Yes, almost every movie has a temp score, especially when there are test screenings. On rare occasions I was even brought on early to help with the temp music if there was no music editor. Personally, I don’t ﬁnd it distracting as long as the production isn’t too attached to the temp score. It’s a great way to communicate with people who cannot speak in musical terms. With temp music, they can show me what instrumentation and sound they like, or what pacing and energy we are going for, which otherwise would be hard to communicate without common vocabulary between us.
You have your own music production company, is this also ﬁlm score driven or do you cater for all genres of music?
Yes, my company e-Quality Music Productions is basically my studio for ﬁlm scoring. With ﬁlm scores being any genre though, I’d say we cater to all genres of music. However, the main focus is certainly on orchestral music at the moment.
You are known not only as a composer but also as a, score co-ordinator,pro tools synth-master preparation, technical score advisor, score programmer etc, can you tell us a little about these roles?
These are very classical assistant tasks that I used to do during my ﬁrst years in Los Angeles. I was a full-time studio assistant twice and at other times I was a freelance assistant who was contracted in by different composer studios to perform project related tasks. These tasks usually involve tech work, admin work, session preparation, mix preparation, music editing, creating mock ups or arrangements, etc. It’s a good thing to learn under more experienced composers and be part of a team for a while in order to understand the work ﬂow and group dynamics as well as the political and creative side of things. It definitely helps me now that I am a hiring composer myself with a growing team. _
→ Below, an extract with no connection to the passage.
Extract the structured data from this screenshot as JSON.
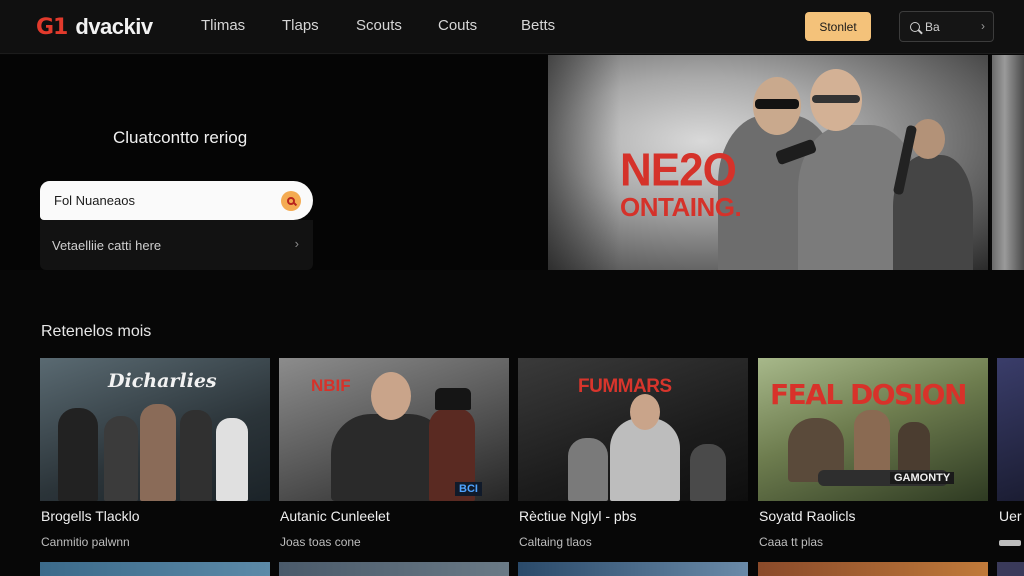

TROUBLE is an animated feature due for release in 2019, how did you become involved on the movie, and will there be a soundtrack release?
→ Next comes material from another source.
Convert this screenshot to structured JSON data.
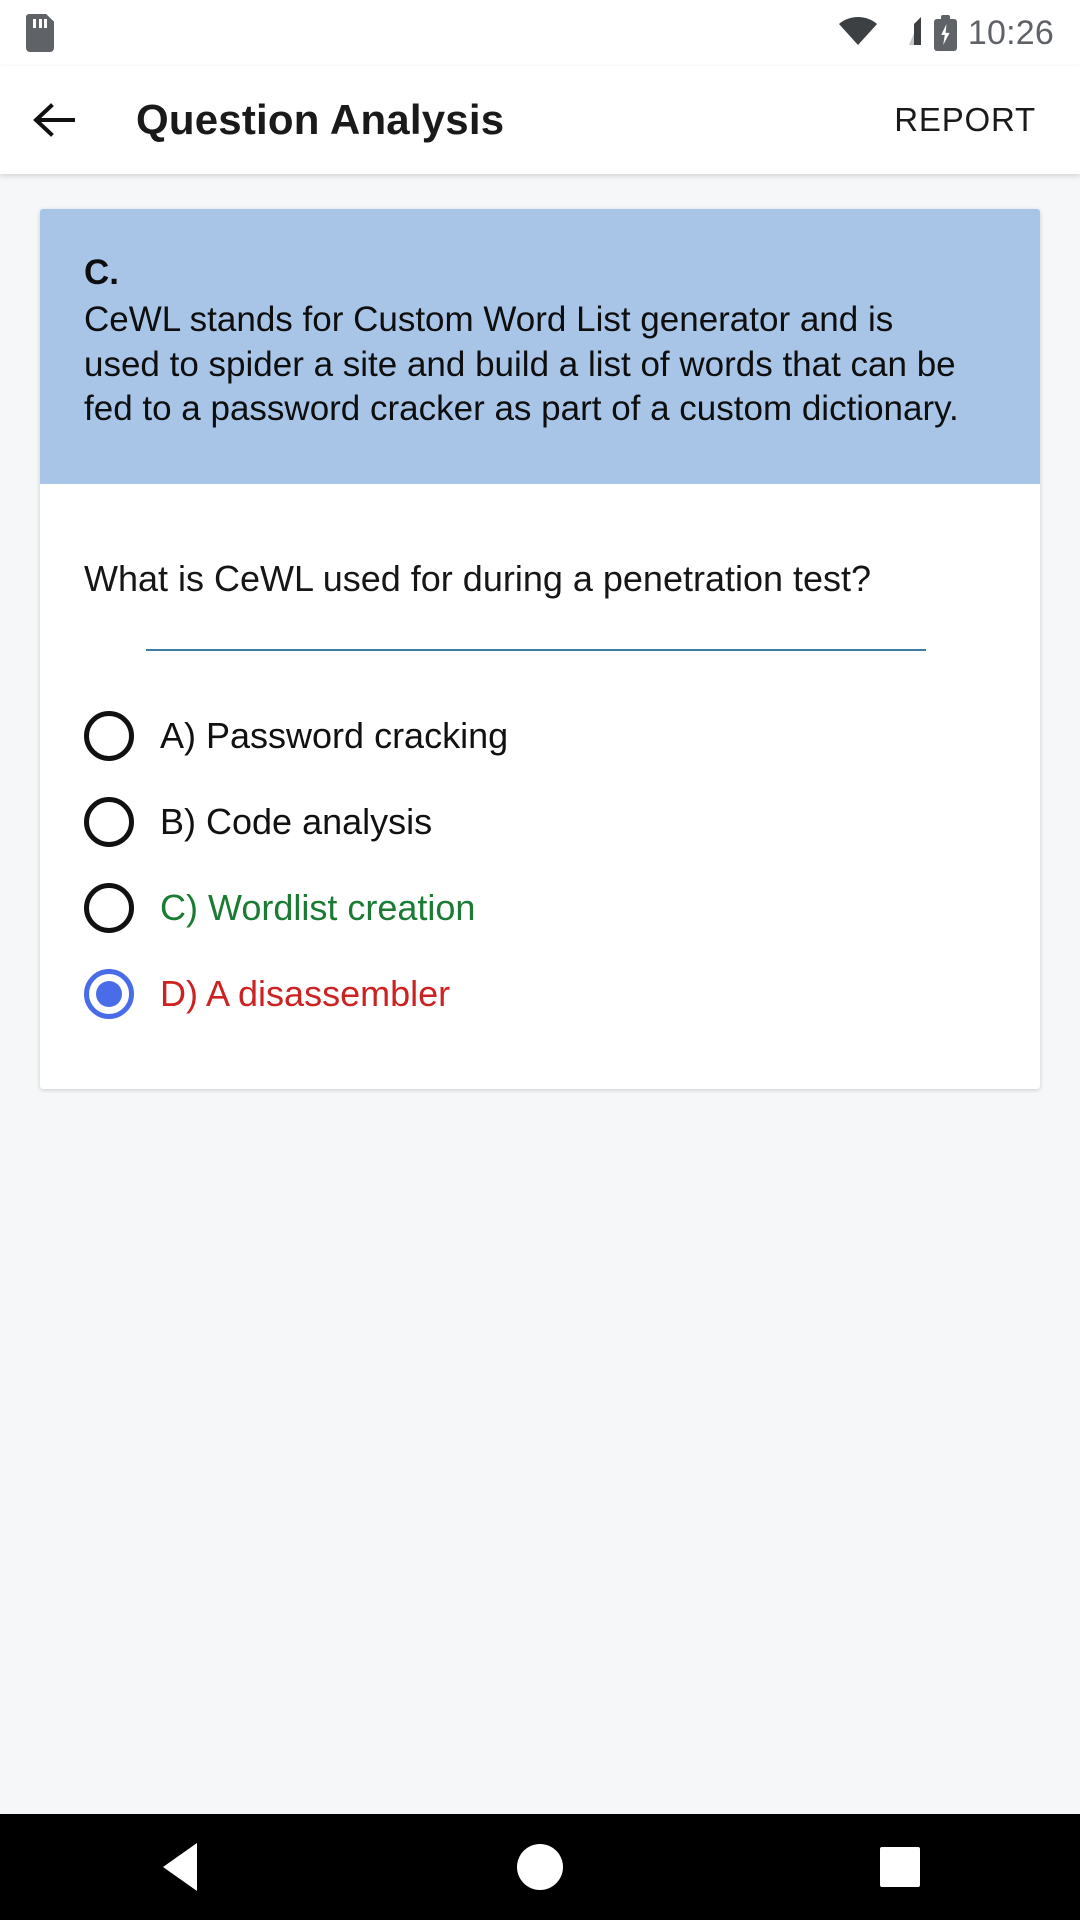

I had been working with two of the producers of the movie – Robyn Klein and Danielle Sterling – before as part of Klaus Badelt’s team. While the score was done by Mychael Danna and Jessie Weiss, I was brought in to write an orchestral song arrangement for the title song “Back To Earth” written by Chris Braide whose songs I had already orchestrated on the animated movie “Leap!” (aka “Ballerina”) a few years earlier. I’m fairly certain there will be a soundtrack release since there are some high proﬁle artists involved in the movie’s songs.
When scoring a movie and you feel that a certain sequence calls for a solo performance do you write the piece with a particular soloist in mind, and are there any orchestras that you prefer to work with?
Sometimes I will write for a particular soloist, especially when it comes to vocals. My go to voice is my friend and soprano extraordinaire Tineke Roseboom so a lot of my female solo passages are written with her voice and range in mind. Sometimes the people I collaborate with also have speciﬁc people they would like me to write for, especially when it comes to ethnic instruments. But most of the time we simply choose the principal of each section to play a solo part during the session. So far, I very much enjoyed working with the musicians of the London Metropolitan Orchestra, the London Symphony Orchestra, and the Brussels Philharmonic. They are highly professional people who create a fun and respectful environment while bringing the highest level of musicianship to my compositions. In my experience, their sight reading skills and overall sound are only rivalled by the studio musicians in Los Angeles but due to some unfortunate union contract situations I don’t get to record with them very often.